During his career Elmer was also Visiting Research Investigator at the University of Washington Friday Harbor laboratory, Research Investigator at the marine laboratory in Plymouth, England, and he participated in the First International Conference on Protozoology held in Prague, Czechoslovakia. The Santa Barbara campus honored Elmer in 1955 by selecting him as the first Faculty Research Lecturer on campus, the highest honor given by the UCSB Academic Senate. Other honors include his election as president of the Society of Protozoologists in 1972 and the American Society of Parasitologists in 1977.
Elmer and Glenn co-authored the definitive textbook, Parasitology: The Biology of Animal Parasites. The first edition appeared in 1961. It became the major text in the field for decades. The brothers met halfway between Santa Barbara and San Luis Obispo to execute the many revisions, with the 6th edition published in 1989 when the twins were 81 years old. In total, Elmer Noble produced 58 papers in parasitology in addition to the editions of the text and a few papers on miscellaneous topics. His publication record spans a remarkable 53 years.
As a systematist, Elmer described 51 new species and erected two new genera. As advisor, he mentored 10 masters and 10 doctoral students, giving them free reign in their choice of emphasis. As one of his former students wrote, “The amazing thing to me is that most of his former students recall feeling very average before entering graduate school. Elmer reached in to pull out of us a passion we did not know existed. He brought out the best in all of us, exposed us to new ideas and new directions, introduced us to a rich tapestry of wonderful people around the world, allowed us to excel, and in the process changed our lives.”
None of the above documentation fully reflects the special warmth exuded by Elmer in his relationships with family, students, colleagues, the campus, and all his friends in the community. He deeply appreciated traveling, ocean research cruises, noon walks around the campus lagoon, and membership in “The Little Men’s Marching and Deep Thinking Society.” After retirement in 1972 he continued his research on campus — arriving early in the morning every weekday unless he was on a cruise or attending a scientific meeting.
Professor Noble’s steadfast devotion to the campus and its students, as well as his skilful administrative talents in the formative years of UCSB, especially with respect to graduate education, led to dedication of the first permanent biological sciences in his name in 1978, the Elmer Ray Noble Hall.
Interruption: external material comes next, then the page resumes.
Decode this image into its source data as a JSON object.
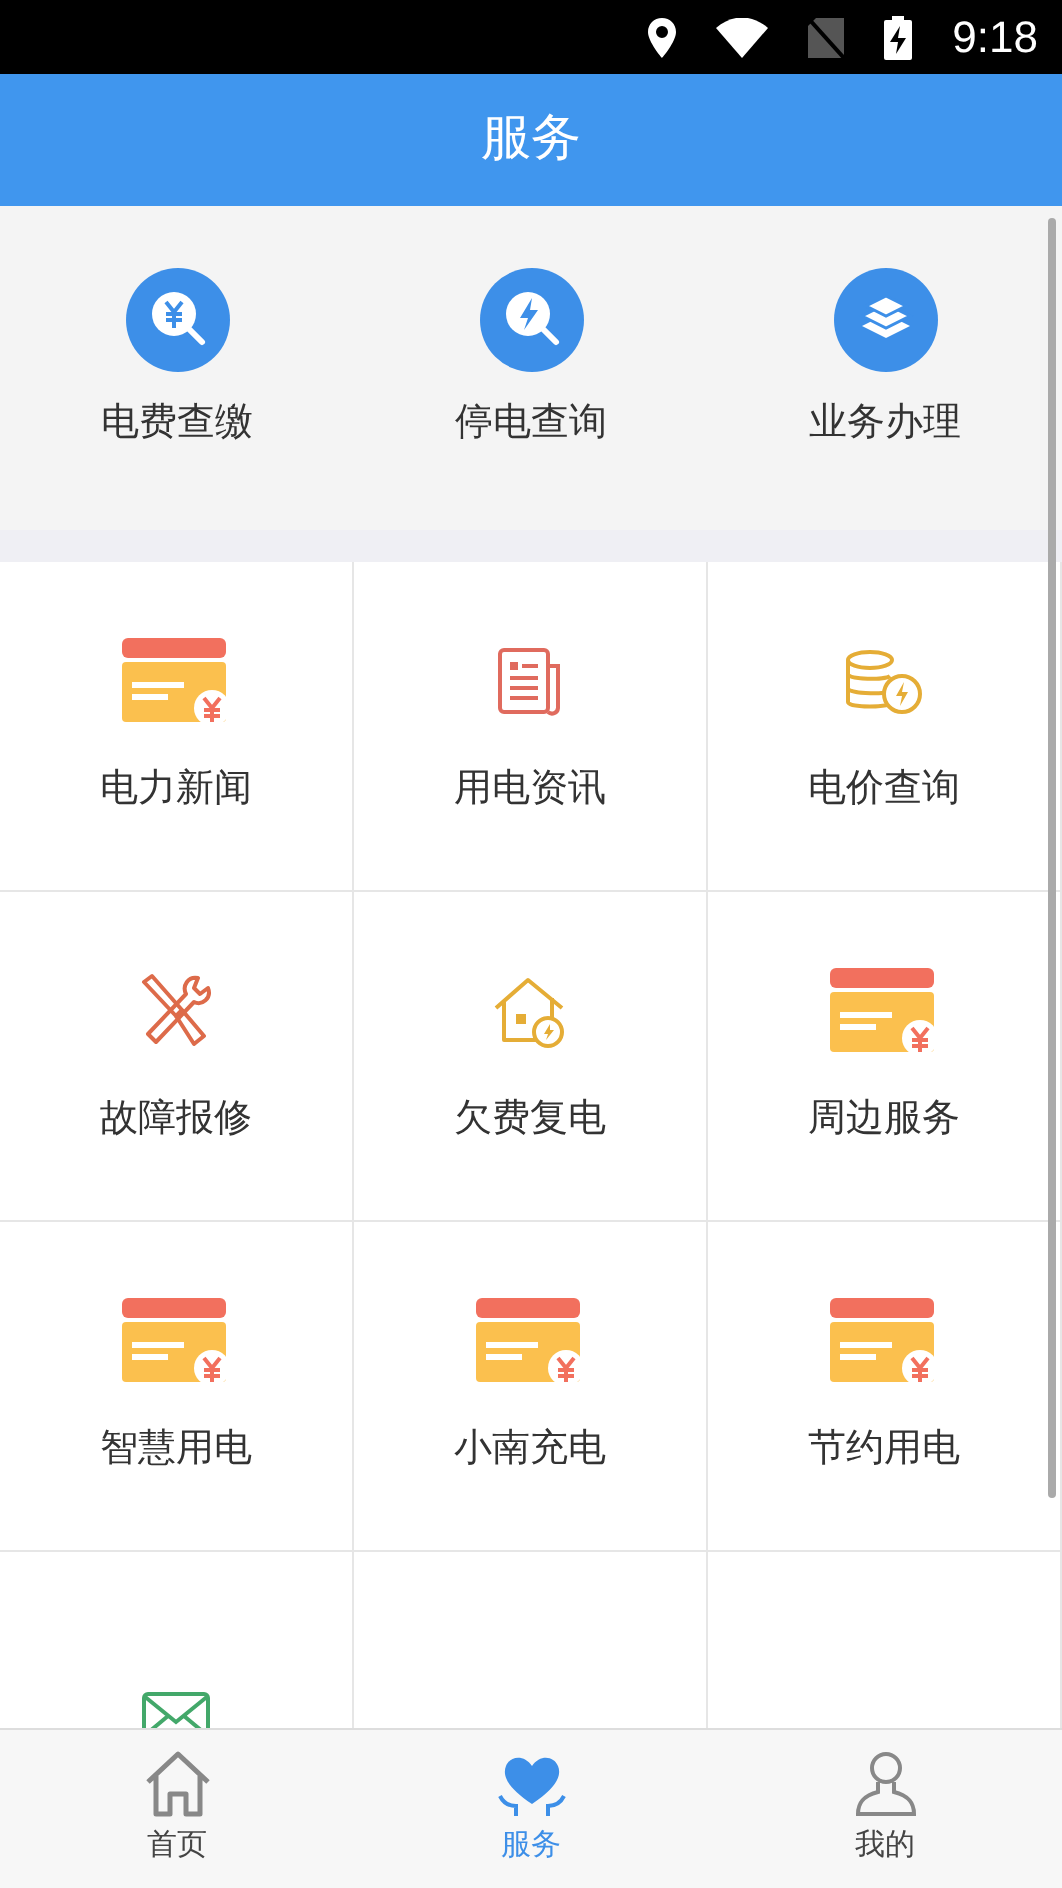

Elmer said it was “a noble building”.
Elmer died of pneumonia on March 8, 2001. His brother, Glenn, died three months later. Three daughters and one son survive Elmer.
Adrian M. Wenner
Armand M. Kuris